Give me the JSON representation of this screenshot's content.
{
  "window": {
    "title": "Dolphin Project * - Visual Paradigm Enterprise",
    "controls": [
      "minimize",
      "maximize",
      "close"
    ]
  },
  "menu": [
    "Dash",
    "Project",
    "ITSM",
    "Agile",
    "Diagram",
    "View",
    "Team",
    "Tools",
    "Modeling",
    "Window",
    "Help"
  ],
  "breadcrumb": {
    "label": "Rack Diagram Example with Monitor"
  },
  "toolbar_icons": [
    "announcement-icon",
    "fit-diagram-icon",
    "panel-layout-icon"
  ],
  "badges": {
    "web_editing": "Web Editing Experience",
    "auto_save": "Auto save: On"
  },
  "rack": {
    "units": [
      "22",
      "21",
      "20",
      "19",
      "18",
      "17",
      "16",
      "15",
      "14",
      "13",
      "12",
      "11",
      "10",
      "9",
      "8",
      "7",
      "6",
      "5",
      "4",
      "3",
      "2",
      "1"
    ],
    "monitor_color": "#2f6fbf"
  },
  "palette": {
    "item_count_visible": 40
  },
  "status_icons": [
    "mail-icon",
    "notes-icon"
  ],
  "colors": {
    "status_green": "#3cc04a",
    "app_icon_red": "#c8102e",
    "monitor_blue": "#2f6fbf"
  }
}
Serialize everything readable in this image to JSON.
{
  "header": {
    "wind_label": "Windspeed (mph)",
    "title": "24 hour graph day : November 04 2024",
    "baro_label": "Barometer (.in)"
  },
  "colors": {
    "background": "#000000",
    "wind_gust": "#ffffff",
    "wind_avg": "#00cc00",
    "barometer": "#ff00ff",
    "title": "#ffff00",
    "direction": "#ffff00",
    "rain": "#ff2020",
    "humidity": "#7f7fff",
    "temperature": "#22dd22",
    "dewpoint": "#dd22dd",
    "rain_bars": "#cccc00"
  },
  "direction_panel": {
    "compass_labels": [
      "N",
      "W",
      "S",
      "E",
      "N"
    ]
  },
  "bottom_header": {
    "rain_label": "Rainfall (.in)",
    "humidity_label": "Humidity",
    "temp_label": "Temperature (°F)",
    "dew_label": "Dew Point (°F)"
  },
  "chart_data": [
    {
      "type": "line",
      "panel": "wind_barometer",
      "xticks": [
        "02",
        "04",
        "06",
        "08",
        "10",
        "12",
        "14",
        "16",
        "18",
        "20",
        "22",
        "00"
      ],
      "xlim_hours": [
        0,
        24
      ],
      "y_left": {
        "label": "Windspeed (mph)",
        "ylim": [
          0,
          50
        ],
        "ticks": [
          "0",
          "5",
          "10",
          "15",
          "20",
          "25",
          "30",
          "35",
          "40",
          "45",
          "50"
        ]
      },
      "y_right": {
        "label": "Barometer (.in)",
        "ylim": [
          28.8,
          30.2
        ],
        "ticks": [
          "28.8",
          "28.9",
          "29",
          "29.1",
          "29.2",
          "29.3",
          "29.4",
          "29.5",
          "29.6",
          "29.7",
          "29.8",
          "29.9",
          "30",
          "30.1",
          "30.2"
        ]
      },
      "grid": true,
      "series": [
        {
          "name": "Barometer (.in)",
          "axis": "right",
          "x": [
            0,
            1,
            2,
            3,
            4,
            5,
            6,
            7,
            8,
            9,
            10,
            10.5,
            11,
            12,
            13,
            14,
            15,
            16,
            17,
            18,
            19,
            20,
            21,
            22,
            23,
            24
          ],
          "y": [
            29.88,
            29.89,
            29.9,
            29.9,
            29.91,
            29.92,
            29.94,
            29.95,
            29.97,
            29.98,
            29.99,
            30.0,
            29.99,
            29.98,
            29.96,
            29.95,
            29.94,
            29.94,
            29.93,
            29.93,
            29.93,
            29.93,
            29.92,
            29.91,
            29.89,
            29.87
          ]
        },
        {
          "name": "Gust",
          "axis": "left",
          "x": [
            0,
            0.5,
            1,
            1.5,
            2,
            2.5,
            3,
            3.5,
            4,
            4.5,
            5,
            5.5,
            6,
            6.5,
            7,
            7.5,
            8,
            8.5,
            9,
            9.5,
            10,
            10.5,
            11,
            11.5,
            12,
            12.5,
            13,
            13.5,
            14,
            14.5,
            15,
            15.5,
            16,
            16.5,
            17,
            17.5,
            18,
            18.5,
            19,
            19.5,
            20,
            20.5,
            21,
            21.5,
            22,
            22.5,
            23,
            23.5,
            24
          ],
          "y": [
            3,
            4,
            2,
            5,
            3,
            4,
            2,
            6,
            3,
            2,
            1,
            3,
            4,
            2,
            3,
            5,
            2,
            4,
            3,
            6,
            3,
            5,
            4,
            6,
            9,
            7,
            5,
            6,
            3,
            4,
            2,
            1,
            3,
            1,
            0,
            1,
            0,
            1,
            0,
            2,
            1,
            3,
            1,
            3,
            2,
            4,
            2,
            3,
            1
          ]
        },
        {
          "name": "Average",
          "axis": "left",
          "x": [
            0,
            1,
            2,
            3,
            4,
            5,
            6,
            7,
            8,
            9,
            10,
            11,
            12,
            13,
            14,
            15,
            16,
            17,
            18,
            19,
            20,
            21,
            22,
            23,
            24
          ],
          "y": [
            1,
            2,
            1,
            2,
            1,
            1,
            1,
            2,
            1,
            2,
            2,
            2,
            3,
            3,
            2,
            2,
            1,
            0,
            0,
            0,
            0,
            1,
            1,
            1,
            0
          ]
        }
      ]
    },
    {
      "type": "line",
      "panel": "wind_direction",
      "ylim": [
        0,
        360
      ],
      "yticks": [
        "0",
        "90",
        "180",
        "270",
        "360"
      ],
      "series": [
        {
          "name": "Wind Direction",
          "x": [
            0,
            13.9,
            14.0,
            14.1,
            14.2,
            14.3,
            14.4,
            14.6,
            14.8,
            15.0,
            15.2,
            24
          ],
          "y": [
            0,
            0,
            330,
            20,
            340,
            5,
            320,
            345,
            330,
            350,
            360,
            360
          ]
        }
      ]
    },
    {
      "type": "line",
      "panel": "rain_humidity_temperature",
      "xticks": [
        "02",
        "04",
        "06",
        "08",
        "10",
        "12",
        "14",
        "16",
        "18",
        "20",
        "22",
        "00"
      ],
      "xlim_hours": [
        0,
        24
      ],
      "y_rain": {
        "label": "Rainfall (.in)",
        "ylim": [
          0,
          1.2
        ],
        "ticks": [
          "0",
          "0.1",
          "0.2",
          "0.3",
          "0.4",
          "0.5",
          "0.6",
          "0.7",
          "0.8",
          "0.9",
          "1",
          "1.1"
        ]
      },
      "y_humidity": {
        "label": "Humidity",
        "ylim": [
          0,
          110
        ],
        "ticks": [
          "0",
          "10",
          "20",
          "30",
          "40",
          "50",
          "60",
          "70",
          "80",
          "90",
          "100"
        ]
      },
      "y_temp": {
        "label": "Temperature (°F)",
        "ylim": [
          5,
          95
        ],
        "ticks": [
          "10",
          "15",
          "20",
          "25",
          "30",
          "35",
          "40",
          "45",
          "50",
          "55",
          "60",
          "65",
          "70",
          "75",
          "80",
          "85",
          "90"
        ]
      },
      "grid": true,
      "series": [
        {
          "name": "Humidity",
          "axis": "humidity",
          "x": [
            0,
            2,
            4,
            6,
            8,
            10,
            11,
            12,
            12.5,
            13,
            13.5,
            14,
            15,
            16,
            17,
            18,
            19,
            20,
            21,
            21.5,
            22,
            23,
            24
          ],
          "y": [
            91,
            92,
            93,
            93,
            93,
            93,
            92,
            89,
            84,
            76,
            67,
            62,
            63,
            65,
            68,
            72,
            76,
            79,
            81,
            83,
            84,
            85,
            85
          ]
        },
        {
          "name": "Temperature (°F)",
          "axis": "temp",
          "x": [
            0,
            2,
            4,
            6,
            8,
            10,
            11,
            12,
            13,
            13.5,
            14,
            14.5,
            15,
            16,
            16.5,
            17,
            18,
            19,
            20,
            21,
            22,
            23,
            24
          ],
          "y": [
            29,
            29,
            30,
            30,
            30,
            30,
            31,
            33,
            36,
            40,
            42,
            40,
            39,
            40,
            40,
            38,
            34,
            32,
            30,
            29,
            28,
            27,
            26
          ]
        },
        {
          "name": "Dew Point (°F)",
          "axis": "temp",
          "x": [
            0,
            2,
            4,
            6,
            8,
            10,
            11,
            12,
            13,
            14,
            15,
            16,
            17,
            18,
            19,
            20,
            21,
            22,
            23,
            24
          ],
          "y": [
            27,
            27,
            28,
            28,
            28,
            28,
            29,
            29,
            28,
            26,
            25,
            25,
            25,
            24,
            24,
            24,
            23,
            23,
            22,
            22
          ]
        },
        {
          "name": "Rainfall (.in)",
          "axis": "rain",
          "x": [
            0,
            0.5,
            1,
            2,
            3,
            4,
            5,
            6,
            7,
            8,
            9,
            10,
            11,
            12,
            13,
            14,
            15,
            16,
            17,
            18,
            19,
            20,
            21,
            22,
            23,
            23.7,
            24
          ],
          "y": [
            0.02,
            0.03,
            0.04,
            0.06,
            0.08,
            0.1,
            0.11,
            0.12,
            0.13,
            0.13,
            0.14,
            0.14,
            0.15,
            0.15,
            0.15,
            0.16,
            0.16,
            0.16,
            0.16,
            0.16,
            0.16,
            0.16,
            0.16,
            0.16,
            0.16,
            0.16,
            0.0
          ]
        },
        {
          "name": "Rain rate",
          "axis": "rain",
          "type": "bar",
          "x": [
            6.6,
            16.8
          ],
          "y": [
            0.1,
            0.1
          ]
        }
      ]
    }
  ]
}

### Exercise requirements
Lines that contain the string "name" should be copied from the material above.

### Your response
          "name": "Barometer (.in)",
          "name": "Gust",
          "name": "Average",
          "name": "Wind Direction",
          "name": "Humidity",
          "name": "Temperature (°F)",
          "name": "Dew Point (°F)",
          "name": "Rainfall (.in)",
          "name": "Rain rate",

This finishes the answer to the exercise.